The hospital has remained on diversion for much of the week, staffing has remained short and the hospital has remained full. Though the hospital is still offering outpatient surgeries, staff have canceled surgeries that require a hospital stay because there are no beds open for in-patient recovery, Dunkle said.

One win this week is news that six Indiana National Guard soldiers assigned to the hospital will stay for at least another two weeks, Dunkle said.

Meanwhile, immediate care and family medicine practices operated by Johnson Memorial have become swamped with patients with upper respiratory symptoms, he said.

People struggling to find a test elsewhere have turned to doctor’s offices for testing and help to treat symptoms of whatever respiratory virus they have caught. Since the omicron variant presents similarly to a cold or the flu in many patients, especially those who are vaccinated, people are relying on their physicians for guidance, Dunkle said.

Despite the mild nature of the virus for many, hospitalizations remain high due to the sheer volume of those infected. As more are infected, the likelihood increases that an at-risk person can come in contact with the virus in spite of precautions.

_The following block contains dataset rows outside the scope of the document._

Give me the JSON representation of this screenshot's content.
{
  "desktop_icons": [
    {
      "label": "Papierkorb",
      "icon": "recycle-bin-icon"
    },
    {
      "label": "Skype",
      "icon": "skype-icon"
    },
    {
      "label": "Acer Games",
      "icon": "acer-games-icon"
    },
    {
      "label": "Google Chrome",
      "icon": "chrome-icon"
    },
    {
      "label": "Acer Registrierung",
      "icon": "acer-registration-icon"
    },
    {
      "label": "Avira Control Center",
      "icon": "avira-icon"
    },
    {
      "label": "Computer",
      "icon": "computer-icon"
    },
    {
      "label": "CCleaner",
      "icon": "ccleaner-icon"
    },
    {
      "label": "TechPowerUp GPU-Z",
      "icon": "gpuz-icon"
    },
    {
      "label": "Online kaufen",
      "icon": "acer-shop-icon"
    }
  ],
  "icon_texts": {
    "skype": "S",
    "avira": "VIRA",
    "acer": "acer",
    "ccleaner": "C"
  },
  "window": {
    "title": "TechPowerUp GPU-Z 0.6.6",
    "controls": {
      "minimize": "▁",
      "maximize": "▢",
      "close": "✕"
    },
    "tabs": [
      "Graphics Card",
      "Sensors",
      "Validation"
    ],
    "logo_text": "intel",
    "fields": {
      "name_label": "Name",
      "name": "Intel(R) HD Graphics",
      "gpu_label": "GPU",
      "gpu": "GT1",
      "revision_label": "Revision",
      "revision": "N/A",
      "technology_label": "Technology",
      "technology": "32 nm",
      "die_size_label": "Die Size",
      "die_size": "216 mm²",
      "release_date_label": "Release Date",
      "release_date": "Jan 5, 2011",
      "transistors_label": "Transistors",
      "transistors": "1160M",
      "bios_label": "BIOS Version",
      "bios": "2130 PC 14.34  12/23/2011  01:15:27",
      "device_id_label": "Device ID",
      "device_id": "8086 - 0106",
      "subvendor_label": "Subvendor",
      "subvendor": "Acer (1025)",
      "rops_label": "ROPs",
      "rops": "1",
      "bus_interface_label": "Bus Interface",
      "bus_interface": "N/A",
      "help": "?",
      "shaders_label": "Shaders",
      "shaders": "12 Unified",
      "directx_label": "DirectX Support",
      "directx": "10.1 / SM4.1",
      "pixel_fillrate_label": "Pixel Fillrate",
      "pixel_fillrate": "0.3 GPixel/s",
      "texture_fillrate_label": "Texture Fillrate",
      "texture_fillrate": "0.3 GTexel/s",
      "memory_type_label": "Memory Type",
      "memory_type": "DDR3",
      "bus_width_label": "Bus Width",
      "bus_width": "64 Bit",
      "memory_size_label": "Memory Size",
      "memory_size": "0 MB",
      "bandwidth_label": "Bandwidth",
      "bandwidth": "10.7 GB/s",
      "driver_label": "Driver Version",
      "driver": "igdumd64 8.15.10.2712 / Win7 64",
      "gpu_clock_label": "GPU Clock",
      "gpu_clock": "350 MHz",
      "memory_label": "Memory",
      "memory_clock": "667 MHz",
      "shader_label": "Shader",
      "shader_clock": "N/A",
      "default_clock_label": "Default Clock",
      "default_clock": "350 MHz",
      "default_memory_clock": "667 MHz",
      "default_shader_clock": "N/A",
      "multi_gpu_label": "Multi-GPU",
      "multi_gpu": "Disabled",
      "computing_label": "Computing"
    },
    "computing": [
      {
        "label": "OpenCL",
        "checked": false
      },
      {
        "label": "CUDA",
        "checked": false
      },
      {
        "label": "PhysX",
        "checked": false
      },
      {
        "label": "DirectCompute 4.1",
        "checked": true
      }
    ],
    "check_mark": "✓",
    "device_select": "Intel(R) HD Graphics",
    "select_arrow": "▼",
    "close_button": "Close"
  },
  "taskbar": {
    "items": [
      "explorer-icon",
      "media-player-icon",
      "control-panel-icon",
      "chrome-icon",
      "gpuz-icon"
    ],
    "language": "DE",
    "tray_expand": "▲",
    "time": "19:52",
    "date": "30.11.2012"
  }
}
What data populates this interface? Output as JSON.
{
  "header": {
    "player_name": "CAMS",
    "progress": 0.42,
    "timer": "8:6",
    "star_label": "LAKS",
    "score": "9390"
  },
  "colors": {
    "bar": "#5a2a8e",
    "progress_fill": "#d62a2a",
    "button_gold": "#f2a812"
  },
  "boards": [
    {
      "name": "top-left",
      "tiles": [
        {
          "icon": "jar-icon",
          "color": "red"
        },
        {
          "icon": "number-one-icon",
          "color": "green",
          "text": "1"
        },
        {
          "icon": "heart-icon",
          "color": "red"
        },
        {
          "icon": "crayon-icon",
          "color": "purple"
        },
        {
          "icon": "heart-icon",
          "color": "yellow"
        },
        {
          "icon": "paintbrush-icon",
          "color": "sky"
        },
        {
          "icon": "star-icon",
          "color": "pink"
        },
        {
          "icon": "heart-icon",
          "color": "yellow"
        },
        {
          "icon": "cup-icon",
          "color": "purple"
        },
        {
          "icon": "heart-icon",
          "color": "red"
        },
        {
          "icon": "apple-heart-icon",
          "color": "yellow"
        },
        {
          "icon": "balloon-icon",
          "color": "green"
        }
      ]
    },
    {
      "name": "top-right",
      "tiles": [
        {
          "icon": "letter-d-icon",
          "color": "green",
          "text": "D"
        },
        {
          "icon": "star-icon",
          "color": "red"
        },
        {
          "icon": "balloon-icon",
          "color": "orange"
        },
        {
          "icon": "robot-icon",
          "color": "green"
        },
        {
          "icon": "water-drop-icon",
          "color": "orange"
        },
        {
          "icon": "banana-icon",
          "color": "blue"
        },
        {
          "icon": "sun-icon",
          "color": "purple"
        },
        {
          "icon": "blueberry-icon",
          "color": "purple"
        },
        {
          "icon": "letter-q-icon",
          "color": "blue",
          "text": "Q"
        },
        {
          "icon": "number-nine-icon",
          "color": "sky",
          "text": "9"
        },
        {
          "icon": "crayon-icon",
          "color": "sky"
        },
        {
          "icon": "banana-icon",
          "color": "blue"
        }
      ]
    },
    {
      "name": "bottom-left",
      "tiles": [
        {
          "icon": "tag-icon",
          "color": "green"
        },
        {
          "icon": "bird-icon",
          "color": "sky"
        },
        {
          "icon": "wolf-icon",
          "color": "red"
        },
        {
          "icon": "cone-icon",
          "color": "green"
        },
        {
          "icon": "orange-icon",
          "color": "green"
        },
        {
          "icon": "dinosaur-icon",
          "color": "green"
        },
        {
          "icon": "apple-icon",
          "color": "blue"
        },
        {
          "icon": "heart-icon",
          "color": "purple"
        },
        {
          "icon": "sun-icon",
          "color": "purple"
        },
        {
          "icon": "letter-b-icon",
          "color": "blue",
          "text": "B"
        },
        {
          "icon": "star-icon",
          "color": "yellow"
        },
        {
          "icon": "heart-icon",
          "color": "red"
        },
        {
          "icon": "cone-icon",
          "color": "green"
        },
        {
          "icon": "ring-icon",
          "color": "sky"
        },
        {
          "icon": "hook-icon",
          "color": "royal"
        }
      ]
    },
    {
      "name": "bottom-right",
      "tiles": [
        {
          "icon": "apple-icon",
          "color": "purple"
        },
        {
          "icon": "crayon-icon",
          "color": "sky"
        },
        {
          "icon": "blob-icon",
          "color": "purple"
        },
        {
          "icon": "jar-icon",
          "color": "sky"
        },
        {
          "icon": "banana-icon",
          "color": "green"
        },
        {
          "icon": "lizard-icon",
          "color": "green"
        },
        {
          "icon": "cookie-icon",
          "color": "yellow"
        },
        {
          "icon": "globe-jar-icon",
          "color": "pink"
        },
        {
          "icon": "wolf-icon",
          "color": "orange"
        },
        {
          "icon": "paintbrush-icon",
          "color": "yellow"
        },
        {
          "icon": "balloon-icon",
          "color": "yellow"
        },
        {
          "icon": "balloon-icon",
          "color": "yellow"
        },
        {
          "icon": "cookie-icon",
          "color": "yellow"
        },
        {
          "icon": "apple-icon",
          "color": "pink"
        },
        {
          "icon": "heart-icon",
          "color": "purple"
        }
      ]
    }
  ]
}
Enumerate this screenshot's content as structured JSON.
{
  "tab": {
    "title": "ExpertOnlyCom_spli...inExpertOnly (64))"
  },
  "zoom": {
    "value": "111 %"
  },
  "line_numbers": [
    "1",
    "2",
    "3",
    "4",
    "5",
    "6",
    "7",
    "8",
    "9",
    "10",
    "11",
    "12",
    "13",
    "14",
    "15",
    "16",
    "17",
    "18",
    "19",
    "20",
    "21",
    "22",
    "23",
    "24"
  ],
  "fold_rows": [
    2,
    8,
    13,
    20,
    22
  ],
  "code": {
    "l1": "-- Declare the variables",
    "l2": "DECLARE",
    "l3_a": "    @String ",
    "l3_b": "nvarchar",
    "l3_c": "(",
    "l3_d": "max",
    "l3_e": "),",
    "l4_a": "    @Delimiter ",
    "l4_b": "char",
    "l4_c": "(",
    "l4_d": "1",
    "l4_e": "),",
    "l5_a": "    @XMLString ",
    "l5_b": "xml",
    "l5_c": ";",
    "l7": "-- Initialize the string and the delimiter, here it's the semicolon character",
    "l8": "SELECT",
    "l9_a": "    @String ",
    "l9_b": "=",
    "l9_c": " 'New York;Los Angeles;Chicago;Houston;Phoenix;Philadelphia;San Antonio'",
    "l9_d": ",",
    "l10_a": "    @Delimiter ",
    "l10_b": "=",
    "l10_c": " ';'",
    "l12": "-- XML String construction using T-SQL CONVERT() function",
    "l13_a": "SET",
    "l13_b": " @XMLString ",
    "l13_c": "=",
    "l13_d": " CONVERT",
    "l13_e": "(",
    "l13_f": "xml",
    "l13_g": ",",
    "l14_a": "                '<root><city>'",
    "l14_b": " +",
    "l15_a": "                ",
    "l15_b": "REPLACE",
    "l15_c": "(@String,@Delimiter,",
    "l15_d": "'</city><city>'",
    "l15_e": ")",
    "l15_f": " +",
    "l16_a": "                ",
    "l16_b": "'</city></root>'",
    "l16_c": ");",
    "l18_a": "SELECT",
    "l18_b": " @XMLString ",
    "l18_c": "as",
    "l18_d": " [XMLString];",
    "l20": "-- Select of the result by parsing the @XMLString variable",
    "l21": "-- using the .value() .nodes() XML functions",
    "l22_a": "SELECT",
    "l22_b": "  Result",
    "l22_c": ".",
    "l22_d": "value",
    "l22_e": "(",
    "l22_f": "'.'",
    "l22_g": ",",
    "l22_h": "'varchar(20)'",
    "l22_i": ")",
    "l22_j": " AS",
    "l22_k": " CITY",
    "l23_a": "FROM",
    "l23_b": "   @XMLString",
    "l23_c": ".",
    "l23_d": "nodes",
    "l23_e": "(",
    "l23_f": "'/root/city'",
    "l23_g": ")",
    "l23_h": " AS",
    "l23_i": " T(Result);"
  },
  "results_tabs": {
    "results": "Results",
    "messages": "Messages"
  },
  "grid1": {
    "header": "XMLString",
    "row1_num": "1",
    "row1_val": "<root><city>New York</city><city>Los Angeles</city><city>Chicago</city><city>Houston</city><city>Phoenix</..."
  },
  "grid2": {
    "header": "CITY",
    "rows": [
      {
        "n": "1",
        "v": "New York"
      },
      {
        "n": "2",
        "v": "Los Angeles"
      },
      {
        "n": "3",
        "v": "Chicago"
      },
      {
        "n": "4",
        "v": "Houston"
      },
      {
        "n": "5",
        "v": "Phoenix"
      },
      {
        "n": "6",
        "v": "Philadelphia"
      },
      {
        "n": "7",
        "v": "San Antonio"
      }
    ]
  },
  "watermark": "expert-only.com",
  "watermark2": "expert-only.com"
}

Dunkle appealed to county residents to act with consideration for healthcare workers. Getting vaccinated and returning to more cautious practices like wearing masks and isolating while awaiting test results will help healthcare workers and slow the spread.

“I’m glad a lot of people aren’t touched by this, but inside the hospital it is chaos. It is like this across the state,” Dunkle said. “The numbers are high and people don’t seem to be concerned about it. But they should be.”

COVID-19 week to week comparison

COVID-19 data reported Dec. 30 to Jan. 5

Weekly cases: 68,250
Weekly deaths: 515
7-day positivity rate: 23.8%

Johnson County
Weekly cases: 1,920
Weekly deaths: 13
7-day positivity rate: 22.5%

COVID-19 data reported Jan. 6 to Jan. 13

Weekly cases: 80,026
Weekly deaths: 589
7-day positivity rate: 27.8%

Johnson County
Weekly cases: 1,986
Weekly deaths: 18
7-day positivity rate: 28.4%

Source: Indiana Department of Health